The idea includes the reinstatement of bores at Woodburn and Alstonville, plus new borefields at Tyagarah, Newrybar and Alstonville.
This location expands on an existing scheme, licences and land, but has low yield and high cost.
An existing bore supply at Woodburn consists of three bores in the coastal sands aquifer which supplies to the Lower Richmond River supply area (Woodburn, Broadwater, Evans Head and Coraki) during dry periods.
In 2007/08 the borefield produced 46 ML.
The existing borefield has a licence entitlement of 726 ML/a. Bores 1 and 2 were compromised by the development of the Pacific Highway and are no longer used.
Bore 3 has been replaced and is used as an emergency supply.
Water quality was determined to be suitable for drinking water if appropriate treatment is
The concept design for the Woodburn borefield includes four production bores (the existing No. 3 plus three new ones).
Two options for groundwater supply at Newrybar have been identified (north and south) which may be combined to reduce costs.
The groundwater supply from these two sources would be combined with existing supplies to the Knockrow reservoir.
This location means relatively high cost groundwater but high yield, and requires a new
The site would mean the need for brackish water desalination to produce drinking water quality.
This location offers relatively low-cost groundwater and high yield, but requires a new
scheme in two parts.
Scheme 1 would transfer the treated groundwater to the Ocean Shores reservoirs and Rous retail customers. Scheme 2 would transfer the water to the St Helena reservoir.
The report suggests initial construction of Scheme 1, with future expansion to include Scheme 2 with an ultimate capacity of 12.5 ML/d.
The future scheme would supply all of the Byron Shire, apart from Bangalow.
Alstonville / Wollongbar
The report explains that the expansion of Marom Creek Water Treatment Plant and the use of Alstonville groundwater is the preferred first action by Rous County Council, as it will achieve the short-term secure yield outcomes required from existing assets owned by the community.
The existing Alstonville borefield consists of two production bores, one at Lumley Park and one at Converys Lane, which extract groundwater from fractured basalt to augment supply during dry periods.
This option proposes that the bore at Lumley Park be retained while the bore at Converys Lane would be replaced with a new bore adjacent to the existing bore.
A new water treatment plan and a transfer pump station and pipeline, to transfer the groundwater to the Wollongbar reservoir, would be required.

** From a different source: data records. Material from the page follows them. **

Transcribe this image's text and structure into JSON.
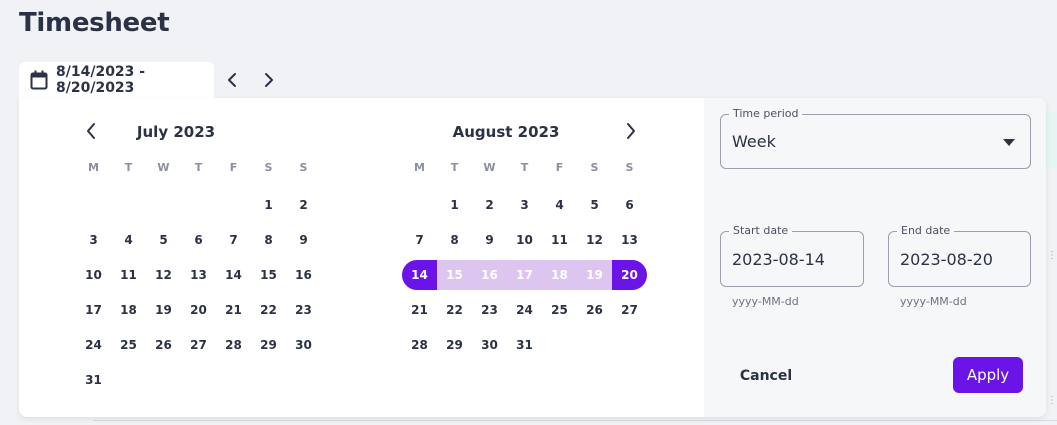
{
  "page": {
    "title": "Timesheet"
  },
  "toolbar": {
    "date_range": "8/14/2023 - 8/20/2023",
    "icons": {
      "calendar": "calendar-icon",
      "prev": "chevron-left-icon",
      "next": "chevron-right-icon"
    }
  },
  "calendar": {
    "weekdays": [
      "M",
      "T",
      "W",
      "T",
      "F",
      "S",
      "S"
    ],
    "months": [
      {
        "title": "July 2023",
        "weeks": [
          [
            "",
            "",
            "",
            "",
            "",
            "1",
            "2"
          ],
          [
            "3",
            "4",
            "5",
            "6",
            "7",
            "8",
            "9"
          ],
          [
            "10",
            "11",
            "12",
            "13",
            "14",
            "15",
            "16"
          ],
          [
            "17",
            "18",
            "19",
            "20",
            "21",
            "22",
            "23"
          ],
          [
            "24",
            "25",
            "26",
            "27",
            "28",
            "29",
            "30"
          ],
          [
            "31",
            "",
            "",
            "",
            "",
            "",
            ""
          ]
        ]
      },
      {
        "title": "August 2023",
        "weeks": [
          [
            "",
            "1",
            "2",
            "3",
            "4",
            "5",
            "6"
          ],
          [
            "7",
            "8",
            "9",
            "10",
            "11",
            "12",
            "13"
          ],
          [
            "14",
            "15",
            "16",
            "17",
            "18",
            "19",
            "20"
          ],
          [
            "21",
            "22",
            "23",
            "24",
            "25",
            "26",
            "27"
          ],
          [
            "28",
            "29",
            "30",
            "31",
            "",
            "",
            ""
          ]
        ]
      }
    ],
    "selected_range": {
      "month": "August 2023",
      "start": "14",
      "end": "20"
    },
    "colors": {
      "accent": "#6a14e8",
      "range_band": "#dcc6f0"
    }
  },
  "panel": {
    "time_period": {
      "label": "Time period",
      "value": "Week"
    },
    "start_date": {
      "label": "Start date",
      "value": "2023-08-14",
      "helper": "yyyy-MM-dd"
    },
    "end_date": {
      "label": "End date",
      "value": "2023-08-20",
      "helper": "yyyy-MM-dd"
    },
    "cancel_label": "Cancel",
    "apply_label": "Apply"
  }
}
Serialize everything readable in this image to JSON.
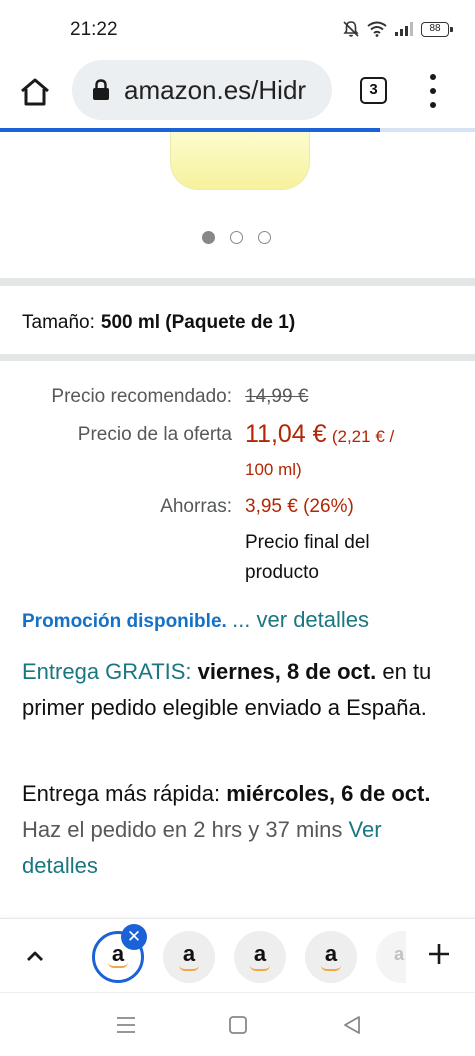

The estimated long-term capacity of the two bores is 4.5 ML/d.
Initial capital costs for the Woodburn plan would cost $36.4 million, while the Integrated
Newrybar plan would reach $63.1 million.
The Tyagarah (Scheme 1) initial capital costs would be around $50.8 million; with further $30.4 million for Tyagarah (Scheme 2).
The Alstonville plan's total initial capital costs were estimated in the report at $25.9 million.
Implementation of groundwater options will have a lead time of approximately 2.5 to 4.5
years (to allow for additional investigations, approvals and construction).